What do you make of the boy’s determination “not to fool with preachers any more but to Baptize himself”?
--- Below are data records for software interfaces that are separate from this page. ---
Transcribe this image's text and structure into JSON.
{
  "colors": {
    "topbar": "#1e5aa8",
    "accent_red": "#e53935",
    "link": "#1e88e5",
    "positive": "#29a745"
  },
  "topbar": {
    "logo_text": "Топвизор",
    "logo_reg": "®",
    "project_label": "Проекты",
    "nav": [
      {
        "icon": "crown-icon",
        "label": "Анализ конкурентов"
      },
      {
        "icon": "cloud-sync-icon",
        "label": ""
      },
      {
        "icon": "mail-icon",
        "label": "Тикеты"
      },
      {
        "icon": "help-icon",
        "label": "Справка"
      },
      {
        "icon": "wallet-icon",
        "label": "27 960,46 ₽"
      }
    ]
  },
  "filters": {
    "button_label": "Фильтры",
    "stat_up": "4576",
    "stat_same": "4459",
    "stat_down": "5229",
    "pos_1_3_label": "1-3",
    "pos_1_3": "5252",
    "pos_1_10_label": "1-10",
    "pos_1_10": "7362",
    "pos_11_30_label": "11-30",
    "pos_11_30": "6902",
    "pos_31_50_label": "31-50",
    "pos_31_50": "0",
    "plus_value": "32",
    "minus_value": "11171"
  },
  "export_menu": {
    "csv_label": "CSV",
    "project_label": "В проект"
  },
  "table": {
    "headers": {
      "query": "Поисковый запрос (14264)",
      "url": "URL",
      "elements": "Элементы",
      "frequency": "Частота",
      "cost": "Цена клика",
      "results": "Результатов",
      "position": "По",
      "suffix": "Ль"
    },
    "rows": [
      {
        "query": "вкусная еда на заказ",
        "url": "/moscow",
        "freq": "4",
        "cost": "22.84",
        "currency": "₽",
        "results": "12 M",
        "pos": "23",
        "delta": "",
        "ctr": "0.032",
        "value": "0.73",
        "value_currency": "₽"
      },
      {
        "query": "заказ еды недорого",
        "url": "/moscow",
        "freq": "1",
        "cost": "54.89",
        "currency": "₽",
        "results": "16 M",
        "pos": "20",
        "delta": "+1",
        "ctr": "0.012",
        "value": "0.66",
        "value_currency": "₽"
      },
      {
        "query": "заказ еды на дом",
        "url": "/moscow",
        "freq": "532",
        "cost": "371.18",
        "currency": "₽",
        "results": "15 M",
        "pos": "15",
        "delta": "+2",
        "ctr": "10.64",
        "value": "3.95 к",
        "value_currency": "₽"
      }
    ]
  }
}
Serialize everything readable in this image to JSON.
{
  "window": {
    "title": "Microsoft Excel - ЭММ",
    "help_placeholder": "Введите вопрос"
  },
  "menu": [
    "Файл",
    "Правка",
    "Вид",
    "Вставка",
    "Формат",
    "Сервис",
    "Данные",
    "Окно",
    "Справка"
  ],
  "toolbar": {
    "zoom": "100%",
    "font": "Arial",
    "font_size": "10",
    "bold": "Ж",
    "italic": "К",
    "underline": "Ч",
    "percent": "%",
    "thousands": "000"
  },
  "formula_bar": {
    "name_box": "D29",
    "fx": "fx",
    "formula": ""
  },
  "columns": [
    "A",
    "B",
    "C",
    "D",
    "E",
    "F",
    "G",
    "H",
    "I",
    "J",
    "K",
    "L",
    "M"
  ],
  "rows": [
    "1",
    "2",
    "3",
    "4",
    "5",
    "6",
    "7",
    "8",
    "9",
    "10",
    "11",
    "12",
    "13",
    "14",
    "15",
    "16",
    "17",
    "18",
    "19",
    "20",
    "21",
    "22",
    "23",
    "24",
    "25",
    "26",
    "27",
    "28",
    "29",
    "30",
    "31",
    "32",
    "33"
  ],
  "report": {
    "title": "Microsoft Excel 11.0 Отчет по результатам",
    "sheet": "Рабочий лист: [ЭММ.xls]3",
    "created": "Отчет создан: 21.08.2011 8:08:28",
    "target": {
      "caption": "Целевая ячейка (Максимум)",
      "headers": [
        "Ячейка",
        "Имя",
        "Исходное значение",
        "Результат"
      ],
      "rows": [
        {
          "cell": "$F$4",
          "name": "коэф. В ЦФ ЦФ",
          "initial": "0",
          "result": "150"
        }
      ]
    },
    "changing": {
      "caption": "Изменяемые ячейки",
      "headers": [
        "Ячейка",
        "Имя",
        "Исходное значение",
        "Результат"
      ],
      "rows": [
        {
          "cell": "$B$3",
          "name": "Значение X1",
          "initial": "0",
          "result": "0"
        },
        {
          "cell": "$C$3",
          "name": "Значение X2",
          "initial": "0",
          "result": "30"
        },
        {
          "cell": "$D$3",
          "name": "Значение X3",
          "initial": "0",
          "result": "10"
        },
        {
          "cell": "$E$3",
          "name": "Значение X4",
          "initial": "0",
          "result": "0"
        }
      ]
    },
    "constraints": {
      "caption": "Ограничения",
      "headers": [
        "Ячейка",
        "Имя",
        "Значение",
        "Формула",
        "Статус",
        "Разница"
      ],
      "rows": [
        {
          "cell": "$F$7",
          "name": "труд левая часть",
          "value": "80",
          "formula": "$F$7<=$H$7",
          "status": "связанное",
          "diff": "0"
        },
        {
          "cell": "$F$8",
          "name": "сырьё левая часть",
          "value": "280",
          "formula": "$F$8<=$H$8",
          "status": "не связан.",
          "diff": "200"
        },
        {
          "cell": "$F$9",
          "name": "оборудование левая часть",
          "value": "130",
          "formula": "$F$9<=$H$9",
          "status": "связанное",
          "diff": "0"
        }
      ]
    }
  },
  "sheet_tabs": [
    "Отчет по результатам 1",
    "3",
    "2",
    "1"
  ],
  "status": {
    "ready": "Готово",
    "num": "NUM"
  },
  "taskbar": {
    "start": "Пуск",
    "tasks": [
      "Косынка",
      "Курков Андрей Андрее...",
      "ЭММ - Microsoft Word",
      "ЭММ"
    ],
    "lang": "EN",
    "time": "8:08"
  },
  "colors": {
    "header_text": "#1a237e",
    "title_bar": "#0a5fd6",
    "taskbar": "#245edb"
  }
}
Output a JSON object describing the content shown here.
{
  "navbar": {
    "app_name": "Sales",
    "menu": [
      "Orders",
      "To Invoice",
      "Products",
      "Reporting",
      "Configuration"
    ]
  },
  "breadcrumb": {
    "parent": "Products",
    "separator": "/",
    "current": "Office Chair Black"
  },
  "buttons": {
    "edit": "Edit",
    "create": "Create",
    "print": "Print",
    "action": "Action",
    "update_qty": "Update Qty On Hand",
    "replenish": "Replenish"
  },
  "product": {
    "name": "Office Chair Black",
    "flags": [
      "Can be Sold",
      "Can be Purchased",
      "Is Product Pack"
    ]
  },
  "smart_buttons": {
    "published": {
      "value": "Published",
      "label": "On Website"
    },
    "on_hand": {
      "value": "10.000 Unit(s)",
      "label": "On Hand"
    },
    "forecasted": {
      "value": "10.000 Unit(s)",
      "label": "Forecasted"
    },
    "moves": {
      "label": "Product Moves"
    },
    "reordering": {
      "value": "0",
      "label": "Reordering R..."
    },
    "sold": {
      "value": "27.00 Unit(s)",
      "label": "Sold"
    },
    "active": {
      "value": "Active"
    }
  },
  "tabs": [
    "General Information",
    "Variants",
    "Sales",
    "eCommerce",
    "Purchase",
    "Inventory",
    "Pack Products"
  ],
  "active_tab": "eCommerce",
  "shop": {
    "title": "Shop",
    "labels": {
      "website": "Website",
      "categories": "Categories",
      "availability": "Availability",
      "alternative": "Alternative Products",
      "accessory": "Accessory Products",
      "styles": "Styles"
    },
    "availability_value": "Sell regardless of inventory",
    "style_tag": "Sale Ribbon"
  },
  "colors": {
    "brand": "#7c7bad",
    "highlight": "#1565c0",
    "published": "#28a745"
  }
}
Answer this QuestionWhat do you make of the boy’s determination “not to fool with preachers any more but to Baptize himself”? Do you feel that Bevel (the Pastor) was being sincere in his baptisms, or do you feel that Harry picked up on something deeper and darker about this particular man?1. respond to thisMr. Paradise is an interesting character in this story. His name can be considered to be one of a mocker such as those who mocked Jesus on the cross. On the other hand, his name is reminiscent of the thief next to Jesus on the cross. He trusted Jesus in the very last few minutes of his life. It was not too late for him to be saved. Jesus answered to him, “Truly I tell you, today you will be with me in paradise” (Luke 23:43). The boy (Harry/Bevel) saw the man as a pig when they were both in the river. Perhaps Mr. Paradise represents the Biblical demonic spirits who were cast into the pigs and they drowned in the river (Matthew 8:28-34). The reader has to wonder where Mr. Paradise went after death. Only Jesus knows. That preacher told the crowd they could only choose one, Jesus or the devil. There is no way to know which one Mr. Paradise chose before dying.2. Respond to this answerMrs Connin is described by O’Connor as looking like a skeleton on two occasions. On one occurrence while she looms in the doorway waiting for Harry to be ready to leave in the morning, she is described as “a speckled skeleton;” as she naps in the taxi on the way to her house at the beginning of the story, “she began to whistle and blow like a musical skeleton;” and when she realizes that Harry’s parents have no faith at all as she drops him back off at home. In another quote, “Mrs. Connin stood for a second, peering into the room as if she were a skeleton who could see everything” leads us to believe that O’Connor is drawing attention to the fact that Mrs. Connin is figuratively naked, open to grace, and implying that she is closer to God. It’s also likely that O’Connor is implying that Mrs. Connin is willing to allow God into her life.